Symptoms Of Gluten Allergy Or Symptoms Of Wheat Intolerance?
This topic is near and dear to my heart as I was officially diagnosed with celiac disease 10 years ago. I had symptoms of wheat intolerance years before, but was labelled, as many are, with ‘irritable bowel syndrome’ and not investigated properly. In med school I became aware of Celiac Disease and got myself tested. Within mere weeks of a gluten free diet, I began to feel better and have been feeling great for 10 years!
Within mere weeks of a gluten free diet, I began to feel better and have been feeling great for 10 years!
Let me start with the basics. Gluten is a protein found in certain grain products; this is what gives breads and dough the chewy, stretchy texture. It is this protein that gives people the symptoms of gluten allergy.

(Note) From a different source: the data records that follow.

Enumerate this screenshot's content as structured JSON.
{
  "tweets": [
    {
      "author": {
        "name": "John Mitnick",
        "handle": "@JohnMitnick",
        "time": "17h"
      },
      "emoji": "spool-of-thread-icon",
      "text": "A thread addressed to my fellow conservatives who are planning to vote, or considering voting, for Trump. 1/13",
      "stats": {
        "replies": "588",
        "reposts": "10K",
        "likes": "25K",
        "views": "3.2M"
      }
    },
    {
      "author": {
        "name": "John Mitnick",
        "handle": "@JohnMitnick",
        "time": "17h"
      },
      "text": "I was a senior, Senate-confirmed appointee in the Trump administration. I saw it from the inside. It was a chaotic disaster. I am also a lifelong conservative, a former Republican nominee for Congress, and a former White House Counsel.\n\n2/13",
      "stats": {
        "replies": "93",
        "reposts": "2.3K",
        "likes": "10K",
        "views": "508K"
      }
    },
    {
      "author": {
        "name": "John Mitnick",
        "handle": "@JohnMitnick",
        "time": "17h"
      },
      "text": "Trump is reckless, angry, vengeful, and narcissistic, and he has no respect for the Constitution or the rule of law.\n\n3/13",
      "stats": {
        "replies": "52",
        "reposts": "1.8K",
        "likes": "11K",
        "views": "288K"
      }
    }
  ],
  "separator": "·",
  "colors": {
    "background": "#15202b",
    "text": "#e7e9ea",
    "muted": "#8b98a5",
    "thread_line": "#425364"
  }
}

There really is no diagnosis of a ‘gluten allergy’; there are several different conditions that cluster and have some overlap of the symptoms.
Symptoms of wheat intolerance and Celiac Disease
These are the common symptoms of both:
- Diarrhea and/or constipation
- Stomach pain and/or bloating and/or heartburn
- Anemia (low iron levels)
- Depression or anxiety
Does your child have these symptoms? This could mean that your child has either a ‘gluten sensitivity’ or Celiac Disease. The only way to determine is to undergo the appropriate tests.
So to avoid false negative testing, your child should continue to ingest at least a small amount of gluten prior to testing.
It is a 2-step process. The first step is a simple screening test where a small amount of blood is drawn and tested for a specific antibody (IgA or IgG). If this test demonstrates antibodies, your child will likely benefit from a gluten-free diet, and is labeled as having Celiac Disease. If the test is negative, some health care practitioners recommend a biopsy of the small intestine using an endoscopy to confirm. The catch is your child cannot be on a gluten free diet prior to these tests. That’s because the blood test and biopsy will show the damage to the small intestine. This damage is not permanent and will heal itself provided your child avoids gluten. So to avoid false negative testing, your child should continue to ingest at least a small amount of gluten prior to testing.
So what if the blood test and biopsy are negative, but the child clearly has symptoms of wheat intolerance? This is called gluten intolerance, versus Celiac Disease. Unlike Celiac Disease there is no damage to your small intestine with exposure to wheat, though the symptoms can be the same. This is different from a wheat allergy, which can cause an allergic reaction (check out my allergy eBook for all you need to know about allergies).
Celiac disease, gluten intolerance/’gluten allergy’, and wheat intolerance have similar symptoms
A blood test (and biopsy) are required to diagnose or rule out celiac disease
Following a gluten-free diet helps relieve the symptoms